Is it reasonable to state that we’re all in arrangement that there is not space for anybody else in the Democratic main aside from Biden unless, obviously, he doesn’t run? Yes! The reality that nobody easily enters your mind informs me yes. Yes. OK, time to speak about the Republican side of things.
Ron De, Santis, former Vice President Mike Pence, former UN Ambassador Nikki Haley, former Secretary of State Mike Pompeo and Maryland Gov. Larry Hogan all appear to be lining up to run.
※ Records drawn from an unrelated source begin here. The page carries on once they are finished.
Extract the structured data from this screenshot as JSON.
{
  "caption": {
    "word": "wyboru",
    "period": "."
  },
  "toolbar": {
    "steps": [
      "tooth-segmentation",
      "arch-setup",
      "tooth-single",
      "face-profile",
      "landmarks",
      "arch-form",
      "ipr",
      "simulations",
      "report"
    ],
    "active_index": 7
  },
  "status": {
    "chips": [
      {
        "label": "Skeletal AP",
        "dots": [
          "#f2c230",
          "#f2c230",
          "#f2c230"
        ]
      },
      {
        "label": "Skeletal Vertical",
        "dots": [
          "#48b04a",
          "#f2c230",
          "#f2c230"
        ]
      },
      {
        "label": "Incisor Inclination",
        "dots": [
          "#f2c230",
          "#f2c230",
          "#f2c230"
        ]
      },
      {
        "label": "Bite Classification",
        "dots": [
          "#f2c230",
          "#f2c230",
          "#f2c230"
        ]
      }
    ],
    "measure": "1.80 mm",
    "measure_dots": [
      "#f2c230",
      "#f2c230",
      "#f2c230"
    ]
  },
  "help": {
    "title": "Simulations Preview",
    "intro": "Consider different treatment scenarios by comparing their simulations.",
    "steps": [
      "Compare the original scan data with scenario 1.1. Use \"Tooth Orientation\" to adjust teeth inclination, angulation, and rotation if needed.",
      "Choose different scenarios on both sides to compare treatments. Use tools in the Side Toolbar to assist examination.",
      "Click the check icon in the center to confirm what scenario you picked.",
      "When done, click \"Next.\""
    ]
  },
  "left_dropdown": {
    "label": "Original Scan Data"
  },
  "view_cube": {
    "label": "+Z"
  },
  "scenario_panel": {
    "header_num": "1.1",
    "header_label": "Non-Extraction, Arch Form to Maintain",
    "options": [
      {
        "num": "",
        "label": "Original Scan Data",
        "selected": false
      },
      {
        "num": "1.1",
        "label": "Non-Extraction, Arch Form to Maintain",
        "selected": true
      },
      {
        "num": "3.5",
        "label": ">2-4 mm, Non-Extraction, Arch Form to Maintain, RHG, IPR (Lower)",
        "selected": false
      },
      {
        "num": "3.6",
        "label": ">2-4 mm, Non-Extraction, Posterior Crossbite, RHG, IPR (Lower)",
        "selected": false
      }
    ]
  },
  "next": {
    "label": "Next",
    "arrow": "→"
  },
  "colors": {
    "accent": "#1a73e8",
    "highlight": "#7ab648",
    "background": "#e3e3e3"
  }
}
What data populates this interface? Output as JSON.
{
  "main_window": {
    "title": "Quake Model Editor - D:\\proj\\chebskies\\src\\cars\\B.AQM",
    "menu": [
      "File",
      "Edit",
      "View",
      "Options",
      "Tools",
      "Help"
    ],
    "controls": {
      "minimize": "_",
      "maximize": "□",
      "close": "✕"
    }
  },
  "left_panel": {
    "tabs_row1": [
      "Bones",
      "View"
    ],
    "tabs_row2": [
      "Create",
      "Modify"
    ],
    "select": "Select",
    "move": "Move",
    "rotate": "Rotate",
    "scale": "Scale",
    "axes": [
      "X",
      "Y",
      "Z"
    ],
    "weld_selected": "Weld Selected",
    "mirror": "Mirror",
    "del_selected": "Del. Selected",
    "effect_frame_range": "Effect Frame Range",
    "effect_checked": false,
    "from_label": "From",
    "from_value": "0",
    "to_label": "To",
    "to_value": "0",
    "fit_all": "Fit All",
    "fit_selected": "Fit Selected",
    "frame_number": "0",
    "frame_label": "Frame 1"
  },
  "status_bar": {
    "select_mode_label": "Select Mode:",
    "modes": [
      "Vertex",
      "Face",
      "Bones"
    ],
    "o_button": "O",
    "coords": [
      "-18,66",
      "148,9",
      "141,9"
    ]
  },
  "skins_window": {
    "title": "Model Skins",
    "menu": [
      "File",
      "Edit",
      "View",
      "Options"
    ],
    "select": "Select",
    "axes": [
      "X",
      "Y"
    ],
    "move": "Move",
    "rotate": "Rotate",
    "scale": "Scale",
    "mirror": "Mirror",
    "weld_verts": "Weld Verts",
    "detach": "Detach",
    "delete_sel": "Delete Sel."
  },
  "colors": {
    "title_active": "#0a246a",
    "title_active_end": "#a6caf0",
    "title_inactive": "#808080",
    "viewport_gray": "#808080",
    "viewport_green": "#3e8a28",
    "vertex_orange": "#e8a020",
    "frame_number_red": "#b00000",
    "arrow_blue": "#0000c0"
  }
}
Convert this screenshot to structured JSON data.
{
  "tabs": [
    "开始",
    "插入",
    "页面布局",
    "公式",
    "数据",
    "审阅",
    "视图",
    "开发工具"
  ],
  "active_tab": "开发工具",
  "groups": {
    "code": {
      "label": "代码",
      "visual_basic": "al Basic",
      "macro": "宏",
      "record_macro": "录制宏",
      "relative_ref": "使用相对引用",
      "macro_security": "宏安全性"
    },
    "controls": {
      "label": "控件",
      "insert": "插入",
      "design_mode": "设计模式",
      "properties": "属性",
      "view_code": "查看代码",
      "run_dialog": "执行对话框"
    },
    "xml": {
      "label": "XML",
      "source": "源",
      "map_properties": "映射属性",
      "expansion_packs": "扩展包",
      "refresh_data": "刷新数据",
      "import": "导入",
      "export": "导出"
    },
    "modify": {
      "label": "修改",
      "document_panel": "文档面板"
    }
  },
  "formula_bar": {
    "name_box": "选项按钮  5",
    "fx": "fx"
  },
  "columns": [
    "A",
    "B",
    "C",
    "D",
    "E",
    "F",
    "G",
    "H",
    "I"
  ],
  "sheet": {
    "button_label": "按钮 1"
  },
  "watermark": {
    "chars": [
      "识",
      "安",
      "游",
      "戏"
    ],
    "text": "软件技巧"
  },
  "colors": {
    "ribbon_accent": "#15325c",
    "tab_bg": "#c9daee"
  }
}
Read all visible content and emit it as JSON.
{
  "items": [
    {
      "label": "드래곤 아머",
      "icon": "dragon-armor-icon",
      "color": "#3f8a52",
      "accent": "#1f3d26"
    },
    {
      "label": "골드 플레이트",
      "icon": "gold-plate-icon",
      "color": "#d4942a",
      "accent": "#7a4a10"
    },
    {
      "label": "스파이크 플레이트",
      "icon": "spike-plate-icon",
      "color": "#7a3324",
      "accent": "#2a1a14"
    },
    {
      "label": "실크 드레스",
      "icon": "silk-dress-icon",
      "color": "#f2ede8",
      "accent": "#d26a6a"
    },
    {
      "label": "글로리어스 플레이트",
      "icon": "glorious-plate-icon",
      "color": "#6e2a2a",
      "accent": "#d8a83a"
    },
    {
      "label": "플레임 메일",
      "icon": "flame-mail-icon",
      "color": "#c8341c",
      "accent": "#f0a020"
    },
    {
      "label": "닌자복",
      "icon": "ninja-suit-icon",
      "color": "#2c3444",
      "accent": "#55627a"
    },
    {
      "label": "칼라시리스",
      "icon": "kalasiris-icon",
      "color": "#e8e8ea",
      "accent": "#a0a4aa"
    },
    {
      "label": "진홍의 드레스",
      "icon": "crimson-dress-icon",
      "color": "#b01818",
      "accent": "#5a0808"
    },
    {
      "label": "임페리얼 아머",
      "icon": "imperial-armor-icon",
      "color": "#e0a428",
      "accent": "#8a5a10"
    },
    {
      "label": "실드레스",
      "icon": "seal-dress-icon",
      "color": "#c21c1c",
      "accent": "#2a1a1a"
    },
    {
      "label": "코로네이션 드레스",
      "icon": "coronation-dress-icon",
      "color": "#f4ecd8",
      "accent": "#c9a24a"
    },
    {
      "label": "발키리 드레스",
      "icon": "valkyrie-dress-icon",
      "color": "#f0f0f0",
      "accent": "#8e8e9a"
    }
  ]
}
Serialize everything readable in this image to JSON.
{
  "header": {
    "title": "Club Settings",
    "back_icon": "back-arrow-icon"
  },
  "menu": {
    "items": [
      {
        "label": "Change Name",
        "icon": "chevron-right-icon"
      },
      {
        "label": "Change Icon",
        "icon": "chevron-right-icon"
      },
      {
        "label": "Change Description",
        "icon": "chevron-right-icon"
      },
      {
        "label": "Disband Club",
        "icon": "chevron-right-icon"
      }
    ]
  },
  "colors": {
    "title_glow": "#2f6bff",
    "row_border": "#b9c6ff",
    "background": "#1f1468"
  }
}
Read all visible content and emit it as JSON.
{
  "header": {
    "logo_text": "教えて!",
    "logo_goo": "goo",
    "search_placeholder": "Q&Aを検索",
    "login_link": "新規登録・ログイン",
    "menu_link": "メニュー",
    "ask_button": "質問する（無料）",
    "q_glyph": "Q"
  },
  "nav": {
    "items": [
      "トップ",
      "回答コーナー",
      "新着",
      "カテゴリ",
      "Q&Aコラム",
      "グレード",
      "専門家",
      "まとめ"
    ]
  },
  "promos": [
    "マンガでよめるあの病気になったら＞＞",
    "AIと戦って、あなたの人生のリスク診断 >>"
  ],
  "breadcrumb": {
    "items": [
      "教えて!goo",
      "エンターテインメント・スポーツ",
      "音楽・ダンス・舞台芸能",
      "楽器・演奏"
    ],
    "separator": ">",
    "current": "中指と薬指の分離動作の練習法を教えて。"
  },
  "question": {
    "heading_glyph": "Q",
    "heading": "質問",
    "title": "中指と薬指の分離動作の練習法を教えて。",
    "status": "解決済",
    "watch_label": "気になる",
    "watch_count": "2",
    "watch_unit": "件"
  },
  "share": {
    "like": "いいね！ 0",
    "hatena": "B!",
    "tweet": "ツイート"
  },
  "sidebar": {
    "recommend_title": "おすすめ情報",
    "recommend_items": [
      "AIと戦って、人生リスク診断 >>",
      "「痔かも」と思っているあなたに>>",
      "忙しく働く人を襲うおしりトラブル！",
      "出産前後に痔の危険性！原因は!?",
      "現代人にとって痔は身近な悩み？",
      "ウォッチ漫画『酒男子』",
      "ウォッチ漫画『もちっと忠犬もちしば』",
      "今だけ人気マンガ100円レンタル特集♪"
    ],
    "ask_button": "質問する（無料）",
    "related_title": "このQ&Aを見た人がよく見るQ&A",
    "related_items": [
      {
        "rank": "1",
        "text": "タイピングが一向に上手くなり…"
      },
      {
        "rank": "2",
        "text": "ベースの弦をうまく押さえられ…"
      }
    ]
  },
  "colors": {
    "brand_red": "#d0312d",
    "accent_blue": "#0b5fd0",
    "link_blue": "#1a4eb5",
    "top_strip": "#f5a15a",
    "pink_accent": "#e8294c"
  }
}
However, of those, De, Santis is the only one who (presently) seems capable of beating Trump ought to the previous president indeed run.
If you get a number of candidates splitting up the vote not going for Trump, it’s simply going to make it much easier for him to win.
You’re not challenging a sitting president, and there certainly seems to be at least some hesitancy over Trump and the concept that he has excessive luggage and might not be able to win in a general election once again. A New York Times/Siena College survey from last month discovered, for example, that nearly half of Americans who planned to enact the 2024 Republican primary would choose a candidate besides Trump in a main race.
I’m pleased you brought up that poll, due to the fact that I believed that was an intriguing method to frame the results, as one might also argue from that poll that Trump is still the undisputed leader. He was first, with 49 percent assistance, and De, Santis remained in 2nd, at 25 percent.
There is certainly more room for an opposition to Trump than to Biden, but Trump would still be preferred. According to a current Politico/Morning Consult poll, 56 percent of Republican and independent registered voters said they would support Trump, while 18 percent said they would support De, Santis, 8 percent said they would support Pence and a bunch of other candidates all got 2 percent or less.
According to that You, Gov/Yahoo News poll I pointed out previously, Trump beats De, Santis 44 percent to 35 percent amongst registered voters in a direct matchup. Absolutely, however this point (from the Times reporting on the poll) was an interesting contrast to me: “His share of the Republican main electorate is less than Hillary Clinton’s amongst Democrats was at the outset of the 2016 race.” Of course, Clinton eventually won that race, however it wasn’t a guarantee Sanders provided her a genuine run for her money.
The Times could have also compared Trump to Gore’s position in 1999. He, obviously, went on to win the primary without much difficulty. That said, De, Santis is clearly a genuine threat to Trump; a 9-point lead in the surveys is not secure. That’s especially true considering that Trump has universal name recognition, while De, Santis doesn’t.
I know we had a chat back then about whether Trump’s grip on the GOP is still strong. At the time, I said that Trump may be weaker than some wish to confess, however after Tuesday night’s outcomes most especially Wyoming Rep. Liz Cheney’s primary loss paired with the fates of the nine other Republicans who voted to impeach the previous president I actually think it’ll be actually hard for another Republican to cut through his power.